We each have our own unique graces, skills, and talents that were given to us at birth. We use those as the tools we need to do our work here on earth as we prepare for Him. Christ wants us to consider what matters to Him when we reap the harvest that we obtain from those tools. This does not mean we have to give away everything. Alms is an offering freely given to the poor or needy. We do it out of love. Christ teaches us to value charity towards others. We are asked by many to share our time, talent, and treasure. None of those is more important than the other. Each has its own place in our lives. It is a way for us to do for others as Christ did for us. In so doing we are preparing ourselves to be ready when we are called home by God.

Jesus goes on to say “Blessed are those servants who await their masters return…whom the master finds vigilant upon his arrival.” Those servants are the ones who stay awake and are ready whenever the master comes home. They will light the lamps, make sure the food is ready, and they will open the door. The master is so thrilled at their preparations, even though they did not know when he would be home, that HE waits on the servants. Christ is that master and we are His vigilant servants waiting at the door in anticipation of His return. We know He will come but we do not know when. If we are vigilant, if we are prepared, then Christ will be pleased because we will be welcomed into His kingdom.

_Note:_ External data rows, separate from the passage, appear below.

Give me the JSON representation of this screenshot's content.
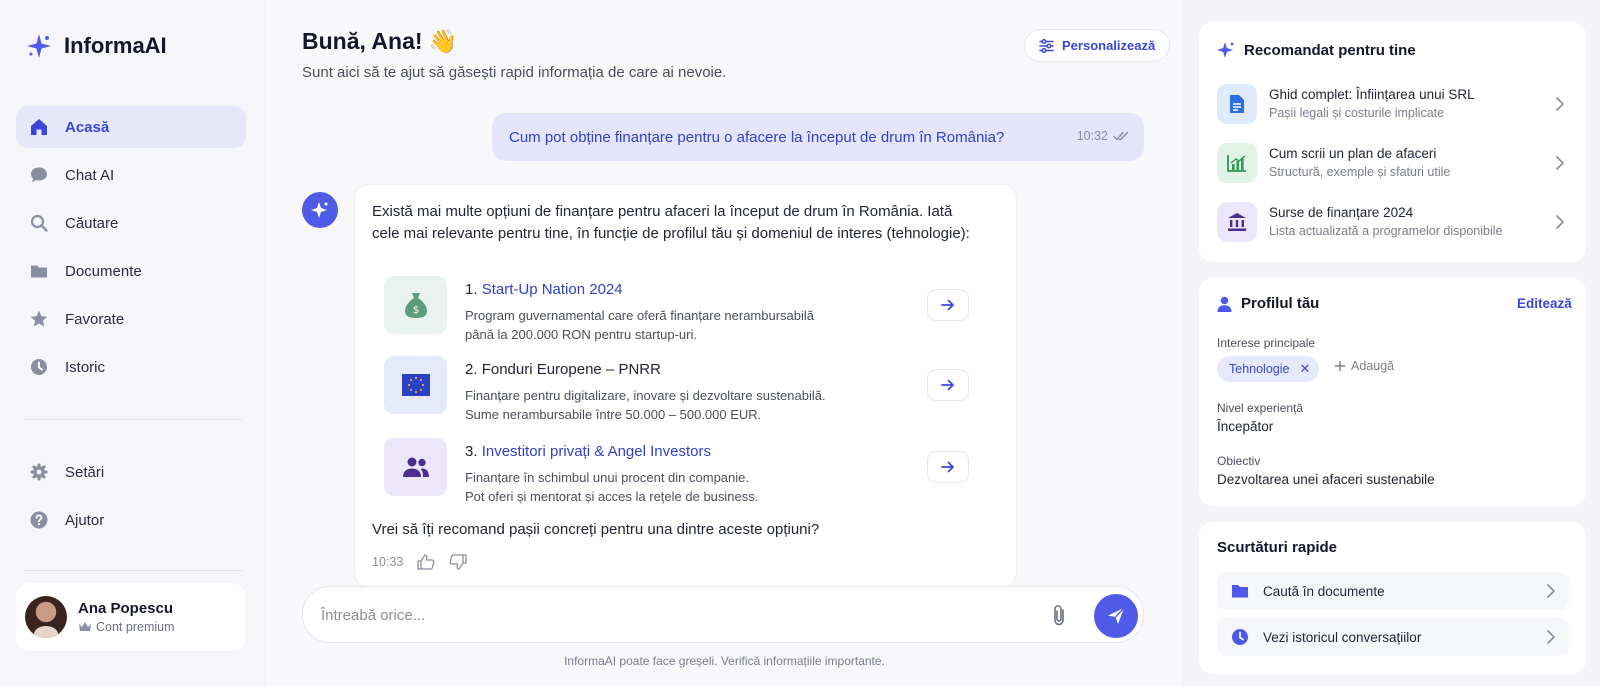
{
  "app": {
    "name": "InformaAI"
  },
  "colors": {
    "accent": "#4f5be6",
    "accent_text": "#3b47d6",
    "active_bg": "#e6e7fb"
  },
  "sidebar": {
    "items": [
      {
        "label": "Acasă",
        "icon": "home-icon",
        "active": true
      },
      {
        "label": "Chat AI",
        "icon": "chat-bubble-icon"
      },
      {
        "label": "Căutare",
        "icon": "search-icon"
      },
      {
        "label": "Documente",
        "icon": "folder-icon"
      },
      {
        "label": "Favorate",
        "icon": "star-icon"
      },
      {
        "label": "Istoric",
        "icon": "clock-icon"
      }
    ],
    "bottom_items": [
      {
        "label": "Setări",
        "icon": "gear-icon"
      },
      {
        "label": "Ajutor",
        "icon": "help-icon"
      }
    ],
    "user": {
      "name": "Ana Popescu",
      "plan": "Cont premium"
    }
  },
  "header": {
    "greeting": "Bună, Ana! 👋",
    "subtitle": "Sunt aici să te ajut să găsești rapid informația de care ai nevoie.",
    "personalize_label": "Personalizează"
  },
  "chat": {
    "user_message": {
      "text": "Cum pot obține finanțare pentru o afacere la început de drum în România?",
      "time": "10:32"
    },
    "bot_message": {
      "intro": "Există mai multe opțiuni de finanțare pentru afaceri la început de drum în România. Iată cele mai relevante pentru tine, în funcție de profilul tău și domeniul de interes (tehnologie):",
      "options": [
        {
          "number": "1.",
          "title": "Start-Up Nation 2024",
          "desc1": "Program guvernamental care oferă finanțare nerambursabilă",
          "desc2": "până la 200.000 RON pentru startup-uri.",
          "icon": "money-bag-icon"
        },
        {
          "number": "2.",
          "title": "Fonduri Europene – PNRR",
          "desc1": "Finanțare pentru digitalizare, inovare și dezvoltare sustenabilă.",
          "desc2": "Sume nerambursabile între 50.000 – 500.000 EUR.",
          "icon": "eu-flag-icon"
        },
        {
          "number": "3.",
          "title": "Investitori privați & Angel Investors",
          "desc1": "Finanțare în schimbul unui procent din companie.",
          "desc2": "Pot oferi și mentorat și acces la rețele de business.",
          "icon": "people-icon"
        }
      ],
      "question": "Vrei să îți recomand pașii concreți pentru una dintre aceste opțiuni?",
      "time": "10:33"
    },
    "input_placeholder": "Întreabă orice...",
    "disclaimer": "InformaAI poate face greșeli. Verifică informațiile importante."
  },
  "recommended": {
    "title": "Recomandat pentru tine",
    "items": [
      {
        "title": "Ghid complet: Înființarea unui SRL",
        "sub": "Pașii legali și costurile implicate",
        "icon": "document-icon"
      },
      {
        "title": "Cum scrii un plan de afaceri",
        "sub": "Structură, exemple și sfaturi utile",
        "icon": "chart-icon"
      },
      {
        "title": "Surse de finanțare 2024",
        "sub": "Lista actualizată a programelor disponibile",
        "icon": "bank-icon"
      }
    ]
  },
  "profile": {
    "title": "Profilul tău",
    "edit_label": "Editează",
    "interests_label": "Interese principale",
    "interest_chip": "Tehnologie",
    "add_label": "Adaugă",
    "level_label": "Nivel experiență",
    "level_value": "Începător",
    "goal_label": "Obiectiv",
    "goal_value": "Dezvoltarea unei afaceri sustenabile"
  },
  "shortcuts": {
    "title": "Scurtături rapide",
    "items": [
      {
        "label": "Caută în documente",
        "icon": "folder-icon"
      },
      {
        "label": "Vezi istoricul conversațiilor",
        "icon": "clock-icon"
      }
    ]
  }
}
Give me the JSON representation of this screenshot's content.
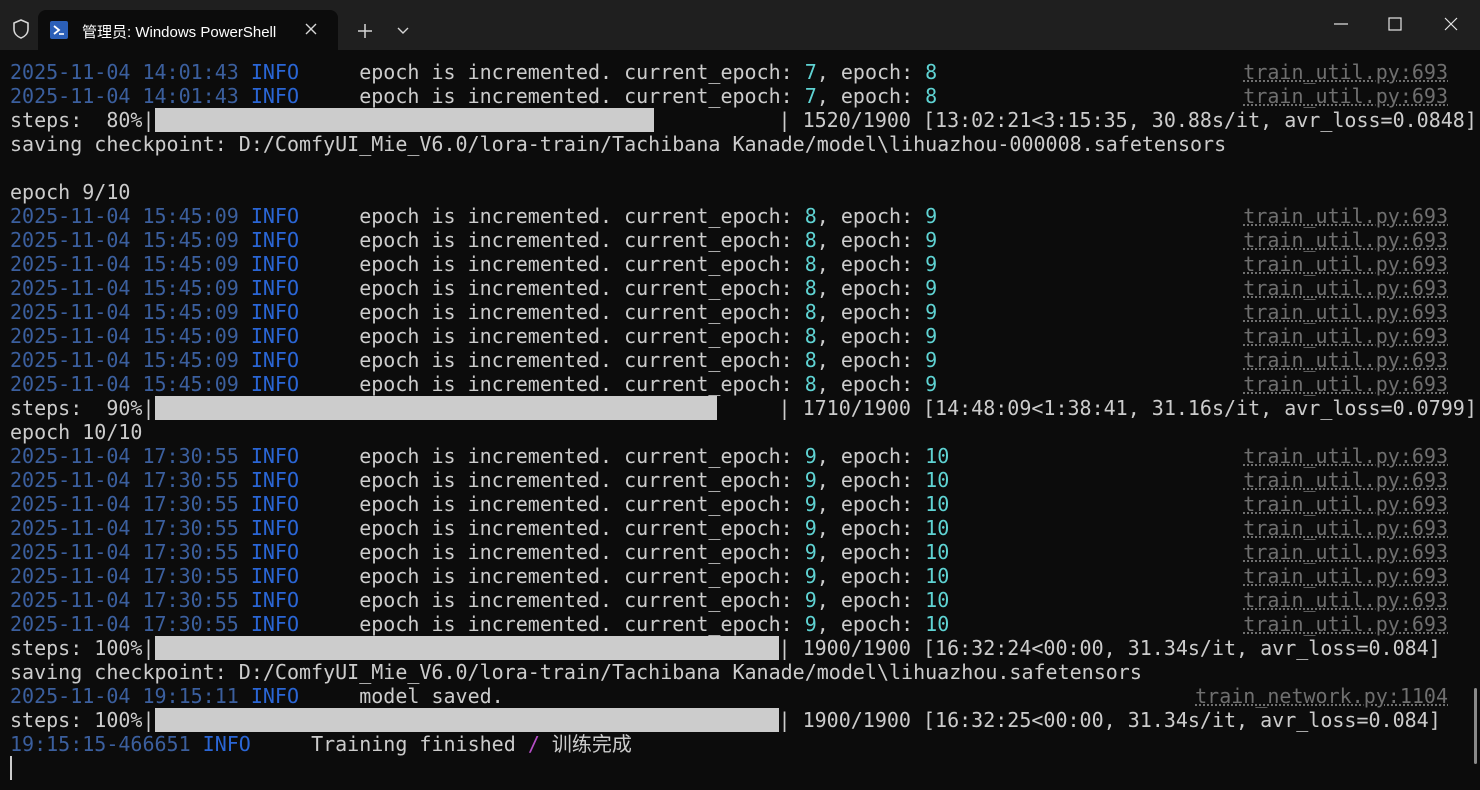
{
  "window": {
    "tab_title": "管理员: Windows PowerShell",
    "icons": {
      "shield": "shield-icon",
      "powershell": "powershell-icon",
      "close_tab": "close-icon",
      "new_tab": "plus-icon",
      "dropdown": "chevron-down-icon",
      "minimize": "minimize-icon",
      "maximize": "maximize-icon",
      "close_window": "close-icon"
    }
  },
  "terminal": {
    "lines": [
      {
        "ts": "2025-11-04 14:01:43",
        "level": "INFO",
        "msg1": "epoch is incremented. current_epoch: ",
        "n1": "7",
        "msg2": ", epoch: ",
        "n2": "8",
        "file": "train_util.py:693"
      },
      {
        "ts": "2025-11-04 14:01:43",
        "level": "INFO",
        "msg1": "epoch is incremented. current_epoch: ",
        "n1": "7",
        "msg2": ", epoch: ",
        "n2": "8",
        "file": "train_util.py:693"
      },
      {
        "progress_prefix": "steps:  80%|",
        "progress_value": 0.8,
        "progress_suffix": "| 1520/1900 [13:02:21<3:15:35, 30.88s/it, avr_loss=0.0848]"
      },
      {
        "plain": "saving checkpoint: D:/ComfyUI_Mie_V6.0/lora-train/Tachibana Kanade/model\\lihuazhou-000008.safetensors"
      },
      {
        "plain": ""
      },
      {
        "plain": "epoch 9/10"
      },
      {
        "ts": "2025-11-04 15:45:09",
        "level": "INFO",
        "msg1": "epoch is incremented. current_epoch: ",
        "n1": "8",
        "msg2": ", epoch: ",
        "n2": "9",
        "file": "train_util.py:693"
      },
      {
        "ts": "2025-11-04 15:45:09",
        "level": "INFO",
        "msg1": "epoch is incremented. current_epoch: ",
        "n1": "8",
        "msg2": ", epoch: ",
        "n2": "9",
        "file": "train_util.py:693"
      },
      {
        "ts": "2025-11-04 15:45:09",
        "level": "INFO",
        "msg1": "epoch is incremented. current_epoch: ",
        "n1": "8",
        "msg2": ", epoch: ",
        "n2": "9",
        "file": "train_util.py:693"
      },
      {
        "ts": "2025-11-04 15:45:09",
        "level": "INFO",
        "msg1": "epoch is incremented. current_epoch: ",
        "n1": "8",
        "msg2": ", epoch: ",
        "n2": "9",
        "file": "train_util.py:693"
      },
      {
        "ts": "2025-11-04 15:45:09",
        "level": "INFO",
        "msg1": "epoch is incremented. current_epoch: ",
        "n1": "8",
        "msg2": ", epoch: ",
        "n2": "9",
        "file": "train_util.py:693"
      },
      {
        "ts": "2025-11-04 15:45:09",
        "level": "INFO",
        "msg1": "epoch is incremented. current_epoch: ",
        "n1": "8",
        "msg2": ", epoch: ",
        "n2": "9",
        "file": "train_util.py:693"
      },
      {
        "ts": "2025-11-04 15:45:09",
        "level": "INFO",
        "msg1": "epoch is incremented. current_epoch: ",
        "n1": "8",
        "msg2": ", epoch: ",
        "n2": "9",
        "file": "train_util.py:693"
      },
      {
        "ts": "2025-11-04 15:45:09",
        "level": "INFO",
        "msg1": "epoch is incremented. current_epoch: ",
        "n1": "8",
        "msg2": ", epoch: ",
        "n2": "9",
        "file": "train_util.py:693"
      },
      {
        "progress_prefix": "steps:  90%|",
        "progress_value": 0.9,
        "progress_suffix": "| 1710/1900 [14:48:09<1:38:41, 31.16s/it, avr_loss=0.0799]"
      },
      {
        "plain": "epoch 10/10"
      },
      {
        "ts": "2025-11-04 17:30:55",
        "level": "INFO",
        "msg1": "epoch is incremented. current_epoch: ",
        "n1": "9",
        "msg2": ", epoch: ",
        "n2": "10",
        "file": "train_util.py:693"
      },
      {
        "ts": "2025-11-04 17:30:55",
        "level": "INFO",
        "msg1": "epoch is incremented. current_epoch: ",
        "n1": "9",
        "msg2": ", epoch: ",
        "n2": "10",
        "file": "train_util.py:693"
      },
      {
        "ts": "2025-11-04 17:30:55",
        "level": "INFO",
        "msg1": "epoch is incremented. current_epoch: ",
        "n1": "9",
        "msg2": ", epoch: ",
        "n2": "10",
        "file": "train_util.py:693"
      },
      {
        "ts": "2025-11-04 17:30:55",
        "level": "INFO",
        "msg1": "epoch is incremented. current_epoch: ",
        "n1": "9",
        "msg2": ", epoch: ",
        "n2": "10",
        "file": "train_util.py:693"
      },
      {
        "ts": "2025-11-04 17:30:55",
        "level": "INFO",
        "msg1": "epoch is incremented. current_epoch: ",
        "n1": "9",
        "msg2": ", epoch: ",
        "n2": "10",
        "file": "train_util.py:693"
      },
      {
        "ts": "2025-11-04 17:30:55",
        "level": "INFO",
        "msg1": "epoch is incremented. current_epoch: ",
        "n1": "9",
        "msg2": ", epoch: ",
        "n2": "10",
        "file": "train_util.py:693"
      },
      {
        "ts": "2025-11-04 17:30:55",
        "level": "INFO",
        "msg1": "epoch is incremented. current_epoch: ",
        "n1": "9",
        "msg2": ", epoch: ",
        "n2": "10",
        "file": "train_util.py:693"
      },
      {
        "ts": "2025-11-04 17:30:55",
        "level": "INFO",
        "msg1": "epoch is incremented. current_epoch: ",
        "n1": "9",
        "msg2": ", epoch: ",
        "n2": "10",
        "file": "train_util.py:693"
      },
      {
        "progress_prefix": "steps: 100%|",
        "progress_value": 1.0,
        "progress_suffix": "| 1900/1900 [16:32:24<00:00, 31.34s/it, avr_loss=0.084]"
      },
      {
        "plain": "saving checkpoint: D:/ComfyUI_Mie_V6.0/lora-train/Tachibana Kanade/model\\lihuazhou.safetensors"
      },
      {
        "ts": "2025-11-04 19:15:11",
        "level": "INFO",
        "msg1": "model saved.",
        "file": "train_network.py:1104"
      },
      {
        "progress_prefix": "steps: 100%|",
        "progress_value": 1.0,
        "progress_suffix": "| 1900/1900 [16:32:25<00:00, 31.34s/it, avr_loss=0.084]"
      },
      {
        "ts": "19:15:15-466651",
        "level": "INFO",
        "msg1": "Training finished ",
        "slash": "/",
        "msg2": " 训练完成",
        "short": true
      }
    ]
  },
  "colors": {
    "background": "#0c0c0c",
    "titlebar": "#1f1f1f",
    "timestamp": "#3b5f9e",
    "info": "#2a66d6",
    "number": "#5fd3d3",
    "file": "#6f6f6f",
    "text": "#cccccc",
    "slash": "#b54ec6"
  }
}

I challenge all of you to prepare for Christ’s eventual call by remembering to love Him as He loves us. We spend a lot of energy preparing ourselves and others for our daily activities. Our priority is to prepare ourselves for the heavenly reward that awaits us. The Book of Tobit says “At all times bless the Lord God, and ask Him to make all your paths straight and to grant success to all your endeavors and plans.” Plans are preparations and a straight path to the Lord is a priority.


Two weeks ago, we heard Jesus tell us to ask and we will receive, seek and we will find, knock and the door will be opened. He has told us what to do. Be a pest. We can bother Him to the end of our time in order to secure being with Him in eternal life. That is really what he asks of us. Keeping Him first. What is more desirable than that?

Just as the servants were vigilant and prepared in anticipation of the master’s return, so must we also be in anticipation of Christ’s calling and coming to bring us home. Another friend of mine used to say an Act of Contrition every night before he went to sleep. This was a routine for him that began well before he was terminally ill. He approached his coming death without fear. It is another way he stayed vigilant and kept God first even as he slept. Every day at the top of our list of priorities should be to keep God first in our minds, hearts, soul and in our words and deeds.

God Bless you all